The report said: "The results show that the additional impact of this prolonged period of uncertainty is estimated to have reduced or deferred the level of business investment in Scotland by a further £500 million by the start of 2020-21 than previously estimated."

HeraldScotland: Letters: We must be given the full facts on how EU question affects Scotland

The report also claimed a no-deal Brexit would pose a risk of "recession with a corresponding sharp rise in unemployment".

Responding to the report, Finance Secretary Derek MacKay said: "Following the publication of GDP figures this week, this report is another warning of the worrying impact that Brexit uncertainty is already having on the Scottish economy and the risks it presents for the future.

"There is no doubt that any form of Brexit will damage our economy and a 'no deal' would be disastrous for Scotland and could push the country into recession.

"A no-deal Brexit is completely unnecessary but seems to be the outcome the UK Government is now actively pursuing."

He added: "The Scottish Government has been clear and consistent that the best option for the future well-being and prosperity of Scotland is to stay in the European Union.

READ MORE: Ian McConnell: SNP’s Mackay has every right to be aggrieved as Tory Brexit drags down nation

"We are already taking steps to protect jobs and our economy from Brexit but not every impact can be mitigated.

"We will continue to stand firm against efforts to take us out of the EU against our will."

Scottish Labour leader Richard Leonard said: "Boris Johnson's disastrous drive towards a no-deal Brexit will damage Scotland's and the whole of the UK's economy.
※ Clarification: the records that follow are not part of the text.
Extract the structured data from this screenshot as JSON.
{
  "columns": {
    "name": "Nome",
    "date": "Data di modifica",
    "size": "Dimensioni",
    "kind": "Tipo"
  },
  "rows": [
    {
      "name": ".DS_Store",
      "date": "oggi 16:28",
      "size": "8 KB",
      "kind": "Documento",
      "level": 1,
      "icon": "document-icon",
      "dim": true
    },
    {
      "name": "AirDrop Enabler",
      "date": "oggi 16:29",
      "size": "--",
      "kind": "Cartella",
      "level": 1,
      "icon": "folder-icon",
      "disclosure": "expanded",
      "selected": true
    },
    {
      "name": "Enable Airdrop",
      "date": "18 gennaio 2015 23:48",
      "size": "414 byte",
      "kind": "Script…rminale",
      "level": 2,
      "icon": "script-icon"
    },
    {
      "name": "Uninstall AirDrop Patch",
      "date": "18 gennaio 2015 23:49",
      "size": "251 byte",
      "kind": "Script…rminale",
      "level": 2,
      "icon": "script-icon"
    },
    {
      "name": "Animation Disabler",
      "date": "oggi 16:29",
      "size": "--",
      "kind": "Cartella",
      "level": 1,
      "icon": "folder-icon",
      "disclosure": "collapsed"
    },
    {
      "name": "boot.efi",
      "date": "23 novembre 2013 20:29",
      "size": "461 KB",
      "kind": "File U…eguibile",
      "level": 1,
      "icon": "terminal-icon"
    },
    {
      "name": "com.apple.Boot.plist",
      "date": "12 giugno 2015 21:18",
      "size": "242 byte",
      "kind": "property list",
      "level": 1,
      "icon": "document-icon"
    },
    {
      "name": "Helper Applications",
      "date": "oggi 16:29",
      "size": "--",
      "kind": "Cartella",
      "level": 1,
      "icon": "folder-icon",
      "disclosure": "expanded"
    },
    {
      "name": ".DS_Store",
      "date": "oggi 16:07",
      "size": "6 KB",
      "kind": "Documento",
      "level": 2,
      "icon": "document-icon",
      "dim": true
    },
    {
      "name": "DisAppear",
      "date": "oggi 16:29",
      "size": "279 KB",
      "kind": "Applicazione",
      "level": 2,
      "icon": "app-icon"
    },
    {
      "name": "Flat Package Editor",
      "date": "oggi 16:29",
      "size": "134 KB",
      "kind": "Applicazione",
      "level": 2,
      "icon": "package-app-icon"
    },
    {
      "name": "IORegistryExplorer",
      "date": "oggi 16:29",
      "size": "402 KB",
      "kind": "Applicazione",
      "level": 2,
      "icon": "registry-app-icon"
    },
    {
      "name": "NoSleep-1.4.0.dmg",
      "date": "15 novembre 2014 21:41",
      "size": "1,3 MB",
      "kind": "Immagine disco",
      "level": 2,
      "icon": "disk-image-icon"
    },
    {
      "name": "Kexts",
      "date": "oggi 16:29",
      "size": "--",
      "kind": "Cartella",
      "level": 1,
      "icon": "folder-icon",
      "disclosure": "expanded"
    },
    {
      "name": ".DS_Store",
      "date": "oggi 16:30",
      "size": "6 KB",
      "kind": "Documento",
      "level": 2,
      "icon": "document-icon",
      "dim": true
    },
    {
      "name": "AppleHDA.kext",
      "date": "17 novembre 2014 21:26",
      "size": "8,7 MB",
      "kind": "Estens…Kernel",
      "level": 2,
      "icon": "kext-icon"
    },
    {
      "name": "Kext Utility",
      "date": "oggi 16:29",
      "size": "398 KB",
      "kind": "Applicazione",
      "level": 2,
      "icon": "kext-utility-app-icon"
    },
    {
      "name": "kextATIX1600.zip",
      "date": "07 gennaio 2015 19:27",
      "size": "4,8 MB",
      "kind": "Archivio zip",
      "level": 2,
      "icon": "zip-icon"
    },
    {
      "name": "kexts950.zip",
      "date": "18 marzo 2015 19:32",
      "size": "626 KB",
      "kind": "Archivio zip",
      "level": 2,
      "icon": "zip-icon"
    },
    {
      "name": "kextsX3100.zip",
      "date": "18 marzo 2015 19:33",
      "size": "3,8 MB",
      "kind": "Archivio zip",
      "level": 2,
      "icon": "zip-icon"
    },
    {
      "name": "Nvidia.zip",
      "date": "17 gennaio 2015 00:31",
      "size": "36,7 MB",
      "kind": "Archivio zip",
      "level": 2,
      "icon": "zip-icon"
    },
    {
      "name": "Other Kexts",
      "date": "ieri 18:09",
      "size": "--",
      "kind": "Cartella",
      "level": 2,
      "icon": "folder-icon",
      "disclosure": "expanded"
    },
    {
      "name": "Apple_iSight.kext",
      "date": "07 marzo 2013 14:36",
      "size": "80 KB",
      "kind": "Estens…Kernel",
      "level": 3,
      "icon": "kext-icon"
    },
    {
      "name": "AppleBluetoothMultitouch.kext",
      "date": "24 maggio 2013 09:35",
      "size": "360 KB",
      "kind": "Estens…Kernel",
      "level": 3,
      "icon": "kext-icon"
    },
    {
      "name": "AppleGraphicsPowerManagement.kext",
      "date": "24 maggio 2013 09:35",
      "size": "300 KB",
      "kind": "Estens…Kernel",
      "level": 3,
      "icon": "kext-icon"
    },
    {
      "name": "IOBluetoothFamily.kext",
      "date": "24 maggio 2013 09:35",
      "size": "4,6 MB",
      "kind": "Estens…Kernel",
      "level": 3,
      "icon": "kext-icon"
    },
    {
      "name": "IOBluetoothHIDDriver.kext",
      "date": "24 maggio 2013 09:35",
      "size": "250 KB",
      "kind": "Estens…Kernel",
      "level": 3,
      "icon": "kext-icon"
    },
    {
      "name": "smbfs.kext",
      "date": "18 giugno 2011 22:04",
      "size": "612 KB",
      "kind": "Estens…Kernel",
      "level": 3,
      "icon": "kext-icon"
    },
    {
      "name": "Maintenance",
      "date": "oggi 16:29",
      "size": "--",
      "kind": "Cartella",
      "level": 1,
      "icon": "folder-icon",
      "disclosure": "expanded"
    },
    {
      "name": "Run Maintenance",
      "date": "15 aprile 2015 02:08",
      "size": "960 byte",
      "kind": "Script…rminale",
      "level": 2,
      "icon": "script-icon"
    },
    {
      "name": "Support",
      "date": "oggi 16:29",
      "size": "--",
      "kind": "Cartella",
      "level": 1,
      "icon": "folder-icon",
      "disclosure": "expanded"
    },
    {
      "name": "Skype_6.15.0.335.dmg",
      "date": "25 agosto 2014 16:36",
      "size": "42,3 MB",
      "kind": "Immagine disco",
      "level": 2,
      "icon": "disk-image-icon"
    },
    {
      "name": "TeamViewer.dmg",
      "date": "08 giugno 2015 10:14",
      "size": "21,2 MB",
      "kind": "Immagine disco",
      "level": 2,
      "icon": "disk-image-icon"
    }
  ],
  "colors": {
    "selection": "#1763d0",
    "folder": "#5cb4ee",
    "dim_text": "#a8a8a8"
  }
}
"It won't be Johnson or his party's hedge fund donors who will pay the price for his policies, it will be ordinary people in communities across the country.

"That's why Labour has been fighting the Tories' plans for a no-deal Brexit every step of the way and will continue until the threat is taken off the table."

Scottish Liberal Democrat leader Willie Rennie said: "The UK Government's disastrous approach to Brexit has done enormous economic damage before we have even left the EU.

"The Liberal Democrats are the rallying point for all those who recognise that what's best for Scotland's economy is for us to be at the heart of both the UK and the EU.

"We can make the chaos stop."

A Scottish Government spokeswoman said: "The latest update from Police Scotland makes clear the range of issues and challenges that the service is facing in relation to Brexit, particularly in relation to a no-deal EU exit.

"In recognition of that, we have assured the Scottish Police Authority that up to £17 million is available this year to cover EU exit-related policing costs.

"Annual funding for Police Scotland is now more than £1.2 billion and we continue to engage closely with the service and the authority to support them in keeping people safe.

"As well as pursuing the UK Government to ensure it meets the full costs of EU exit, we will continue to press them to pay back the £125 million VAT paid by Police Scotland before the Treasury reversed this unfair policy in 2018."